The queen was the beautiful Alice Ann Griffith.  As you can see from the signage behind her throne in the picture she was known as Queen Terrawanna.  The athletic teams were known as the Red Terrors, so Iím sure this name, Queen Terrawanna, was derived from that name.  The mascot for the Red Terrors was an Indian.  (It is said in recent years that Native Americans dislike this use of their name but I can assure you no disrespect was meant.  As a matter of fact, it was quite a point of pride that we took our name from the Indians.)  Alice Annís escort was the very handsome, Bill Dodd.  I have absolutely no idea whatever happened to Bill.  He is an enigma to me.  If any of you readers can furnish information concerning him, I can assure you it will be most welcome. 

The pretty little flower girl was Anne Lorentz Murphy, the daughter of Mrs. Murphy.  The crown bearer was Jackie Rhoades.  To which of the many Rhoades families he belonged I do not know.  Iím sure that some of you Rhoadesí can supply this information. 

This affair took place in 1950.  We went to a practice every day to prepare ourselves for this auspicious occasion.  I believe the crowning of the queen took place in the Town Hall and the dance took place in the GSC gymnasium, which the college shared with the high school.  It was this symbiotic relationship between the high school and the college, which made for a better education for all of us.  The first three grades of Glenville Elementary were held in the old Administration building of the college.  The fourth through sixth were in the high school as well as the seventh and eighth. 
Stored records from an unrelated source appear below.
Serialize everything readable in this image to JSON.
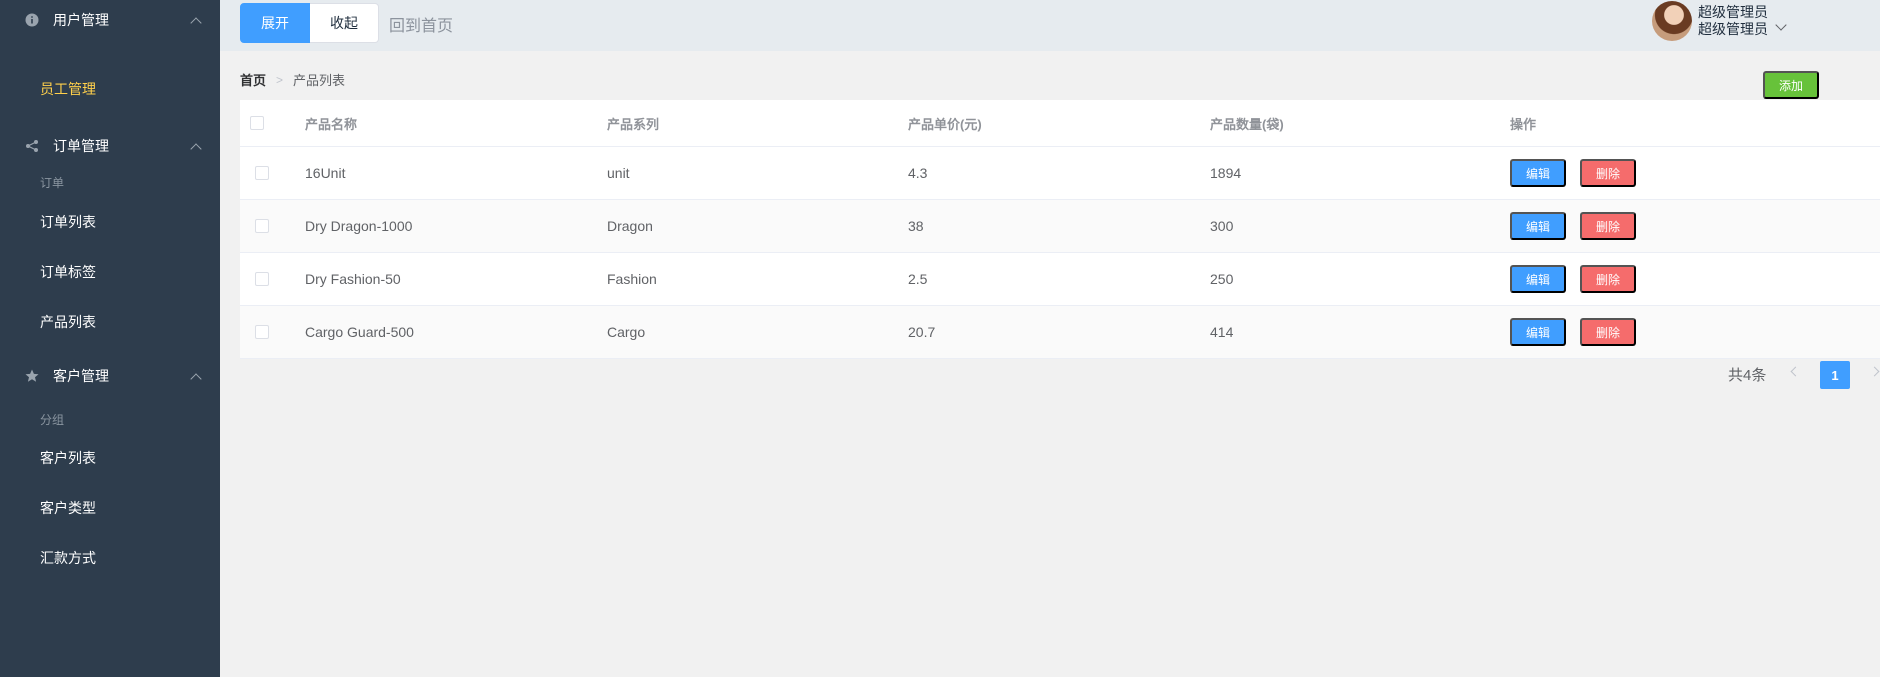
{
  "sidebar": {
    "groups": [
      {
        "label": "用户管理",
        "icon": "info-icon"
      },
      {
        "label": "订单管理",
        "icon": "share-icon"
      },
      {
        "label": "客户管理",
        "icon": "star-icon"
      }
    ],
    "user_items": [
      {
        "label": "员工管理"
      }
    ],
    "order_sub_title": "订单",
    "order_items": [
      {
        "label": "订单列表"
      },
      {
        "label": "订单标签"
      },
      {
        "label": "产品列表"
      }
    ],
    "customer_sub_title": "分组",
    "customer_items": [
      {
        "label": "客户列表"
      },
      {
        "label": "客户类型"
      },
      {
        "label": "汇款方式"
      }
    ]
  },
  "header": {
    "expand_label": "展开",
    "collapse_label": "收起",
    "home_link": "回到首页",
    "user_name": "超级管理员",
    "user_role": "超级管理员"
  },
  "breadcrumb": {
    "home": "首页",
    "current": "产品列表"
  },
  "actions": {
    "add_label": "添加"
  },
  "table": {
    "columns": [
      "产品名称",
      "产品系列",
      "产品单价(元)",
      "产品数量(袋)",
      "操作"
    ],
    "edit_label": "编辑",
    "delete_label": "删除",
    "rows": [
      {
        "name": "16Unit",
        "series": "unit",
        "price": "4.3",
        "quantity": "1894"
      },
      {
        "name": "Dry Dragon-1000",
        "series": "Dragon",
        "price": "38",
        "quantity": "300"
      },
      {
        "name": "Dry Fashion-50",
        "series": "Fashion",
        "price": "2.5",
        "quantity": "250"
      },
      {
        "name": "Cargo Guard-500",
        "series": "Cargo",
        "price": "20.7",
        "quantity": "414"
      }
    ]
  },
  "pagination": {
    "total": "共4条",
    "current_page": "1"
  },
  "colors": {
    "sidebar_bg": "#2e3d4d",
    "active_text": "#ffd04b",
    "primary": "#409eff",
    "danger": "#f56c6c",
    "success": "#67c23a"
  }
}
I believe we had a dance band, which was probably led by Frank Beall, a well known musician in Glenville at the time, although 1950 may have been past Frankís tenure in Glenville.  Those of you who know please give us the benefit of your knowledge.  I remember Skeebo Lorentz dancing with Alice Ann and a graceful dance it was for such a big man, as I remember him.  Donít ask me what his real name was.  Everyone called him Skeebo and that is all I know.  Iím sure the Lorentz's or the Murphy's; or countless others, can render this information, also. 

We all had corsages.  It was the first one I had ever had.  Alice Ann had an armful of red roses.  It was a pretty party.  We owed much to our teachers, Mr. Stinnett, the principal, (the tall, thin man to the left of Alice Ann.), our parents and other adults in the community.  None of us knew it then but we were creating beautiful memories that would last a lifetime. 

I will always remember Mrs. Murphy gracefully sweeping and swaying in a feminine display of how the dance should look.  She was a wonderful History teacher, not the least of which was her record of Golden Horseshoe Winners.  She was also the girls Physical Education teacher.  She and many of the other teachers did yeomanís duty day in and day out for little compensation but many delightful rewards in the high regard and respect shown them by their charges. 

My good time at this high school grand ball and my memories of my beloved Glenville High School have long and will ever be with me, as Iím sure with everyone else. 

Come to the reunion next year.  You will find yourself swept away in the glee of once again meeting with those who populate your memories. 

Patty Floyd Johnson